Anyway, the nights were more enthralling than i could imagine. Abbasi shb, like always, was amazing. The first time i saw him in those round-lensed spectacles and that off-white hat, i remember thinking, “Jeez, he looks a lot older!” But when i sat down i found he sounded a lot wiser as well. Or maybe that was the first time his wisdom was actually trickling down into my chicken-sized brain unlike his usual fikri lectures which make me feel like knocking my head and asking if  that’s really home to some wrinkly, redneck Mr. Brain. After all, fikr was never my strongest point. So i was saying, when he addresses the general public, he is very kind, polite and easier to understand.

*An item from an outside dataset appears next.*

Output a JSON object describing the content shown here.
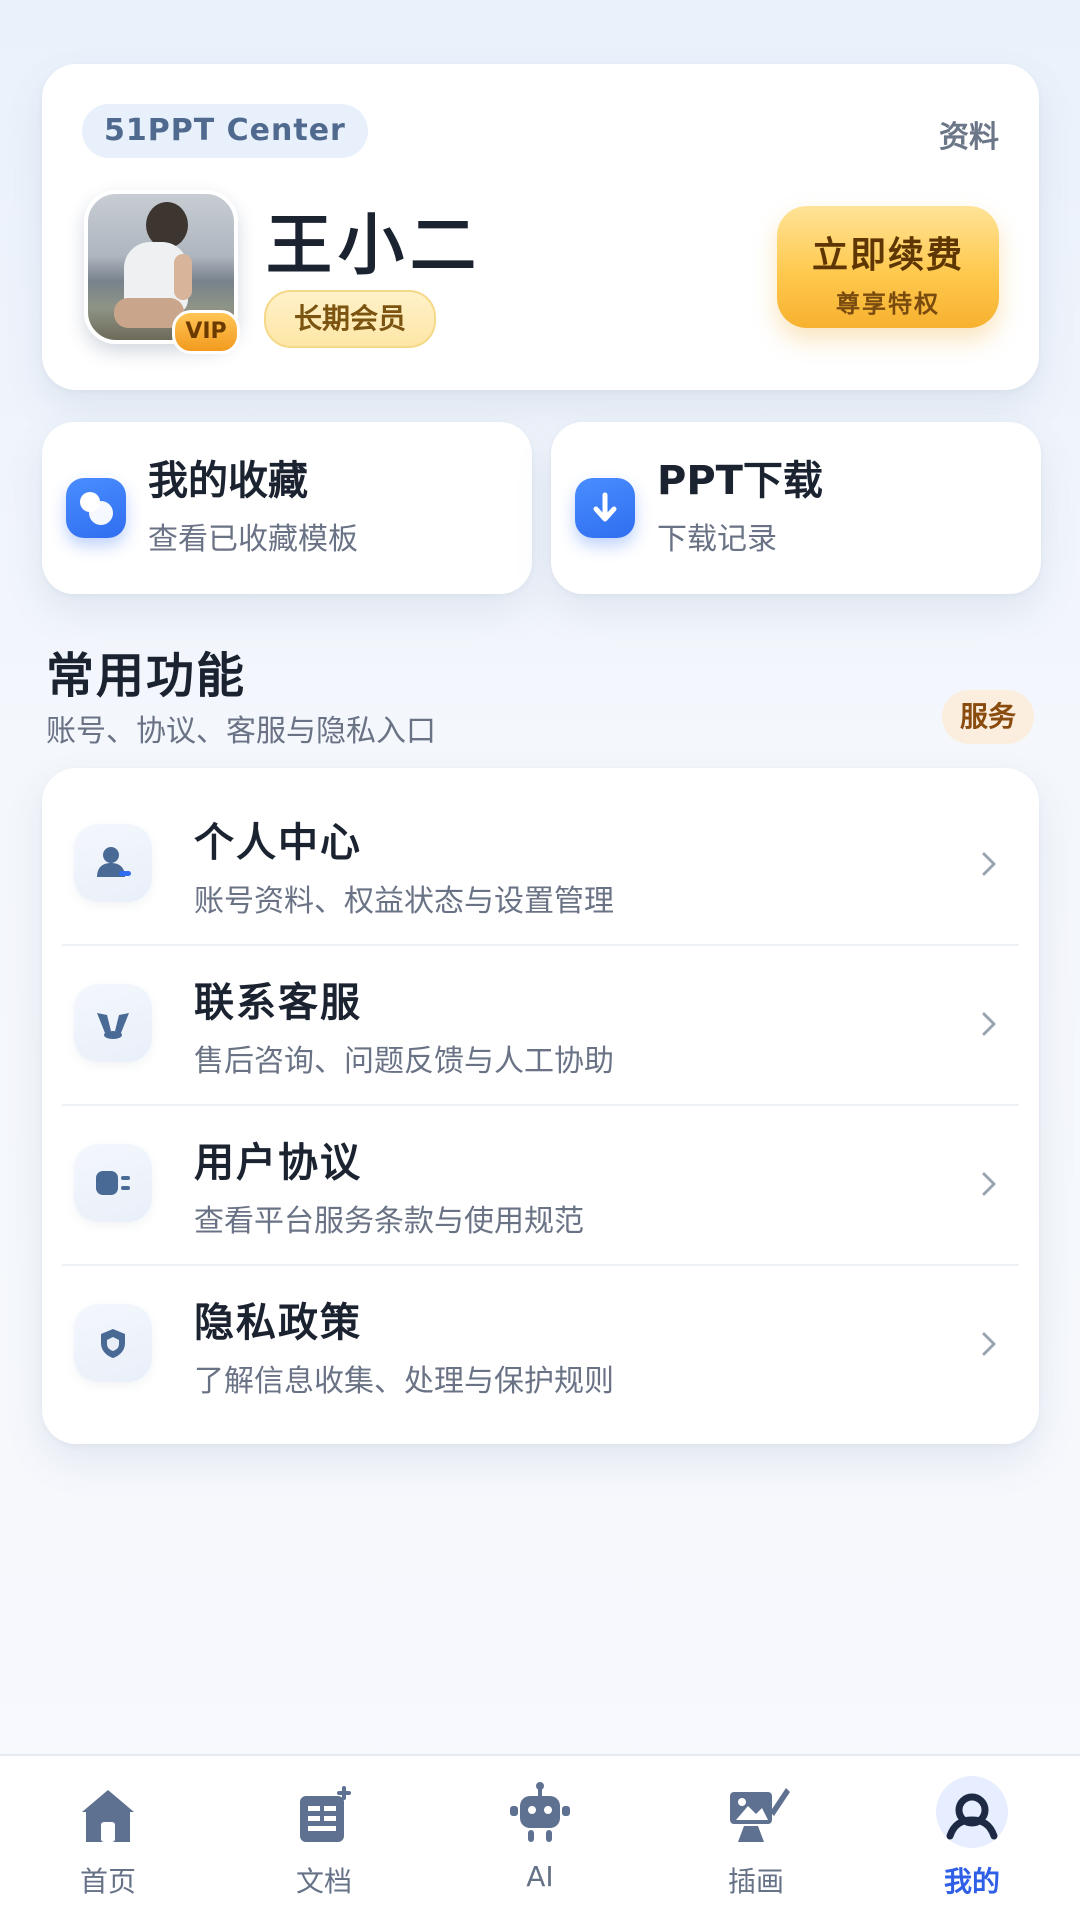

I found him opening things up, instead of bringing them to a close with a usual satirical remark which would later turn into a shared joke among his keen disciples who liked to talk about world politics, social injustice, secret cults and political Islam.

Realizing that it was a one-off for me, I vowed not to sleep even if that means having to dream with open eyes, drinking gallons of water and taking consequent leaks and avoiding catch-up gossips under the cool night sky. The month-long ordeal paid off AlhumdulIllah. You see, I am a fikri now!

A Weekend Out Of My Little Universe

It’s not just everyday that you get to spend your weekend in so much peace away from the babbling about the upcoming assignments and the looming OHTs or the nerds ranting how smart they were to not fall for the glitch in the last quiz in spite of all the odds stacked against them, and the Gilgiti roommates just down my corridor who would never let go of those same gut-churning traditional tunes that have been flying about the corridors of the hostel for the last two years; perhaps they feel good pretending to be the last surviving comrades of an almost extinct civilization.

The workshop was held in Quba Mosque, Humak Town. As soon as you step in the mosque, you enter some sort of parallel universe which defies all the theories of this physical world. Time seems to have slowed down. Some branches of a tree in the yard creep up to the old-fashioned window-sills and you can see the setting sun through the rusty grills that weave through it (and that makes me nostalgic for some reason). That window perhaps serves as a calendar and a clock because neither of the two did i find in there. The leaves can tell the season and sun, the hour and that is actually more precise of a time than the people there will ever need to know. Time goes by as slowly as does the sun and the concept of quantification of time fades away as does the tick-ticking of the clock. And so in a little niche of the modern world, time still exists as an infinite entity. The building seems to hold a peculiar medieval academic air, which almost magically vivifies the scholar in oneself emanating a yearning for knowledge. There was so much tranquility all over the place and on the faces of Mudarrisoon that i have never wanted more to quit everything else in the world for that.